(Record extracts Opens)
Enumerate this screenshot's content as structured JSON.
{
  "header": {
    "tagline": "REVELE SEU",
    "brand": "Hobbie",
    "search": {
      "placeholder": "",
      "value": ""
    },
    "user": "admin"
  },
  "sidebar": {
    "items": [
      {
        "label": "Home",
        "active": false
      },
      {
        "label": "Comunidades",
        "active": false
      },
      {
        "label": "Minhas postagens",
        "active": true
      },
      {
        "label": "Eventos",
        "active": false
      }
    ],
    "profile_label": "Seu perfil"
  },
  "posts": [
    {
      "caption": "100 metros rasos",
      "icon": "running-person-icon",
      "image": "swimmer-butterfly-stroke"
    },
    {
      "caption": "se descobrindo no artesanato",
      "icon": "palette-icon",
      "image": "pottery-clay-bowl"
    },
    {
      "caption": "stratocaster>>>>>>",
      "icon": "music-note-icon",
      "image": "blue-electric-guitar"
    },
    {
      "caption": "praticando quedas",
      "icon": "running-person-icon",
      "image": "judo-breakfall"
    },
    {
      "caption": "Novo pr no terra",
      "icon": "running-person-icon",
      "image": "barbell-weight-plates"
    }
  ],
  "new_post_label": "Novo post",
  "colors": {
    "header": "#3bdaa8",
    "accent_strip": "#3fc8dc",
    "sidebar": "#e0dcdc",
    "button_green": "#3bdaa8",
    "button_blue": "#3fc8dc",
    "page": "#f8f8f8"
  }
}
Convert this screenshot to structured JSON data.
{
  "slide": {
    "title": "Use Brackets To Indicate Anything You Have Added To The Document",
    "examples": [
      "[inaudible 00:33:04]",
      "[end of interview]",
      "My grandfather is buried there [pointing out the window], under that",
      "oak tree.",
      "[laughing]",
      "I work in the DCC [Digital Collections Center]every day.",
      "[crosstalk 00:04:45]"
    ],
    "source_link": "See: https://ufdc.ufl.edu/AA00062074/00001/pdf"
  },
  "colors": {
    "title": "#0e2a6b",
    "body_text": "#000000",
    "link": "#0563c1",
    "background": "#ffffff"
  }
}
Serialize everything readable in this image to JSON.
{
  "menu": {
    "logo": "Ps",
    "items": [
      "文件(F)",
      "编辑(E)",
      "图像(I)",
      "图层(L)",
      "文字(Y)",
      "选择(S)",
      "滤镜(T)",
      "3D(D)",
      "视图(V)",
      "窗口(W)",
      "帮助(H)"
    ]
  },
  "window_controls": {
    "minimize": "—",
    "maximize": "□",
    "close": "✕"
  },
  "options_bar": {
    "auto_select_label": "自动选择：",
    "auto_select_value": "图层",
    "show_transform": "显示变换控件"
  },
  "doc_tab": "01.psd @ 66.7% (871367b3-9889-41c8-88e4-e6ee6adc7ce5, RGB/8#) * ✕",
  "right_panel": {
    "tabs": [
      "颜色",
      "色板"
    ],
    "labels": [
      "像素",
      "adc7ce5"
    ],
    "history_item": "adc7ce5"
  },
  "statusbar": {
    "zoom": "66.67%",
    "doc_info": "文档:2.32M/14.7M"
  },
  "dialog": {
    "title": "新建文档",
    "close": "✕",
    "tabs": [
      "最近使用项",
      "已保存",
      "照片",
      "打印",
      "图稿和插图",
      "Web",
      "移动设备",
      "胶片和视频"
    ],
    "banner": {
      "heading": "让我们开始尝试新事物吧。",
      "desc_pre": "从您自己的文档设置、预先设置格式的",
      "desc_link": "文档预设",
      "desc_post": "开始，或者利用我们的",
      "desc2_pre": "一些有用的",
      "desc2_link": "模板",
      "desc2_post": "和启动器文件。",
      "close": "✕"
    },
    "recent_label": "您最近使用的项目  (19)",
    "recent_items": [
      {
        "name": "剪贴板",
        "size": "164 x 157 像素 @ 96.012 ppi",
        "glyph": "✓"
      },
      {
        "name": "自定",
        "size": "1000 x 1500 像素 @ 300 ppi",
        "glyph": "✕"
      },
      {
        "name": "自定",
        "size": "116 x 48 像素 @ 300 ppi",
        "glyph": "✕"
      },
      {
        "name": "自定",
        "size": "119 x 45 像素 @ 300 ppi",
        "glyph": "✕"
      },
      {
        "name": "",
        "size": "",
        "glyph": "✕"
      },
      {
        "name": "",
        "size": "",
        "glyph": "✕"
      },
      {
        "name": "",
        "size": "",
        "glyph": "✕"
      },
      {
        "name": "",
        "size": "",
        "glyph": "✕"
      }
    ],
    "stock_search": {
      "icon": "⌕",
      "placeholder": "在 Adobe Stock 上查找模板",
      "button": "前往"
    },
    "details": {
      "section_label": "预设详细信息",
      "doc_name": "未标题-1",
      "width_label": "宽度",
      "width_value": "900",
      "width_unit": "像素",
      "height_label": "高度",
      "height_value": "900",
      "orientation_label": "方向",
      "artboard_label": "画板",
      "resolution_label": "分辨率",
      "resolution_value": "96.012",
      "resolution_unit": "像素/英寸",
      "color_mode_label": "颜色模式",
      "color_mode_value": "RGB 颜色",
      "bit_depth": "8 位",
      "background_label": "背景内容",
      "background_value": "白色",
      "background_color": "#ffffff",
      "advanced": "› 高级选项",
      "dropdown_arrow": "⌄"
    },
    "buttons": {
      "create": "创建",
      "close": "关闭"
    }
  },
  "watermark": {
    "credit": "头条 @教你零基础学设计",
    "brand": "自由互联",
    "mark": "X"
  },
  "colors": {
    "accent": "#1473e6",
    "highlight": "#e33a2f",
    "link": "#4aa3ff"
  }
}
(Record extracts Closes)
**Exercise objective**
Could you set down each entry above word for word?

**Solution for this exercise**
Enumerate this screenshot's content as structured JSON.
{
  "header": {
    "tagline": "REVELE SEU",
    "brand": "Hobbie",
    "search": {
      "placeholder": "",
      "value": ""
    },
    "user": "admin"
  },
  "sidebar": {
    "items": [
      {
        "label": "Home",
        "active": false
      },
      {
        "label": "Comunidades",
        "active": false
      },
      {
        "label": "Minhas postagens",
        "active": true
      },
      {
        "label": "Eventos",
        "active": false
      }
    ],
    "profile_label": "Seu perfil"
  },
  "posts": [
    {
      "caption": "100 metros rasos",
      "icon": "running-person-icon",
      "image": "swimmer-butterfly-stroke"
    },
    {
      "caption": "se descobrindo no artesanato",
      "icon": "palette-icon",
      "image": "pottery-clay-bowl"
    },
    {
      "caption": "stratocaster>>>>>>",
      "icon": "music-note-icon",
      "image": "blue-electric-guitar"
    },
    {
      "caption": "praticando quedas",
      "icon": "running-person-icon",
      "image": "judo-breakfall"
    },
    {
      "caption": "Novo pr no terra",
      "icon": "running-person-icon",
      "image": "barbell-weight-plates"
    }
  ],
  "new_post_label": "Novo post",
  "colors": {
    "header": "#3bdaa8",
    "accent_strip": "#3fc8dc",
    "sidebar": "#e0dcdc",
    "button_green": "#3bdaa8",
    "button_blue": "#3fc8dc",
    "page": "#f8f8f8"
  }
}
Convert this screenshot to structured JSON data.
{
  "slide": {
    "title": "Use Brackets To Indicate Anything You Have Added To The Document",
    "examples": [
      "[inaudible 00:33:04]",
      "[end of interview]",
      "My grandfather is buried there [pointing out the window], under that",
      "oak tree.",
      "[laughing]",
      "I work in the DCC [Digital Collections Center]every day.",
      "[crosstalk 00:04:45]"
    ],
    "source_link": "See: https://ufdc.ufl.edu/AA00062074/00001/pdf"
  },
  "colors": {
    "title": "#0e2a6b",
    "body_text": "#000000",
    "link": "#0563c1",
    "background": "#ffffff"
  }
}
Serialize everything readable in this image to JSON.
{
  "menu": {
    "logo": "Ps",
    "items": [
      "文件(F)",
      "编辑(E)",
      "图像(I)",
      "图层(L)",
      "文字(Y)",
      "选择(S)",
      "滤镜(T)",
      "3D(D)",
      "视图(V)",
      "窗口(W)",
      "帮助(H)"
    ]
  },
  "window_controls": {
    "minimize": "—",
    "maximize": "□",
    "close": "✕"
  },
  "options_bar": {
    "auto_select_label": "自动选择：",
    "auto_select_value": "图层",
    "show_transform": "显示变换控件"
  },
  "doc_tab": "01.psd @ 66.7% (871367b3-9889-41c8-88e4-e6ee6adc7ce5, RGB/8#) * ✕",
  "right_panel": {
    "tabs": [
      "颜色",
      "色板"
    ],
    "labels": [
      "像素",
      "adc7ce5"
    ],
    "history_item": "adc7ce5"
  },
  "statusbar": {
    "zoom": "66.67%",
    "doc_info": "文档:2.32M/14.7M"
  },
  "dialog": {
    "title": "新建文档",
    "close": "✕",
    "tabs": [
      "最近使用项",
      "已保存",
      "照片",
      "打印",
      "图稿和插图",
      "Web",
      "移动设备",
      "胶片和视频"
    ],
    "banner": {
      "heading": "让我们开始尝试新事物吧。",
      "desc_pre": "从您自己的文档设置、预先设置格式的",
      "desc_link": "文档预设",
      "desc_post": "开始，或者利用我们的",
      "desc2_pre": "一些有用的",
      "desc2_link": "模板",
      "desc2_post": "和启动器文件。",
      "close": "✕"
    },
    "recent_label": "您最近使用的项目  (19)",
    "recent_items": [
      {
        "name": "剪贴板",
        "size": "164 x 157 像素 @ 96.012 ppi",
        "glyph": "✓"
      },
      {
        "name": "自定",
        "size": "1000 x 1500 像素 @ 300 ppi",
        "glyph": "✕"
      },
      {
        "name": "自定",
        "size": "116 x 48 像素 @ 300 ppi",
        "glyph": "✕"
      },
      {
        "name": "自定",
        "size": "119 x 45 像素 @ 300 ppi",
        "glyph": "✕"
      },
      {
        "name": "",
        "size": "",
        "glyph": "✕"
      },
      {
        "name": "",
        "size": "",
        "glyph": "✕"
      },
      {
        "name": "",
        "size": "",
        "glyph": "✕"
      },
      {
        "name": "",
        "size": "",
        "glyph": "✕"
      }
    ],
    "stock_search": {
      "icon": "⌕",
      "placeholder": "在 Adobe Stock 上查找模板",
      "button": "前往"
    },
    "details": {
      "section_label": "预设详细信息",
      "doc_name": "未标题-1",
      "width_label": "宽度",
      "width_value": "900",
      "width_unit": "像素",
      "height_label": "高度",
      "height_value": "900",
      "orientation_label": "方向",
      "artboard_label": "画板",
      "resolution_label": "分辨率",
      "resolution_value": "96.012",
      "resolution_unit": "像素/英寸",
      "color_mode_label": "颜色模式",
      "color_mode_value": "RGB 颜色",
      "bit_depth": "8 位",
      "background_label": "背景内容",
      "background_value": "白色",
      "background_color": "#ffffff",
      "advanced": "› 高级选项",
      "dropdown_arrow": "⌄"
    },
    "buttons": {
      "create": "创建",
      "close": "关闭"
    }
  },
  "watermark": {
    "credit": "头条 @教你零基础学设计",
    "brand": "自由互联",
    "mark": "X"
  },
  "colors": {
    "accent": "#1473e6",
    "highlight": "#e33a2f",
    "link": "#4aa3ff"
  }
}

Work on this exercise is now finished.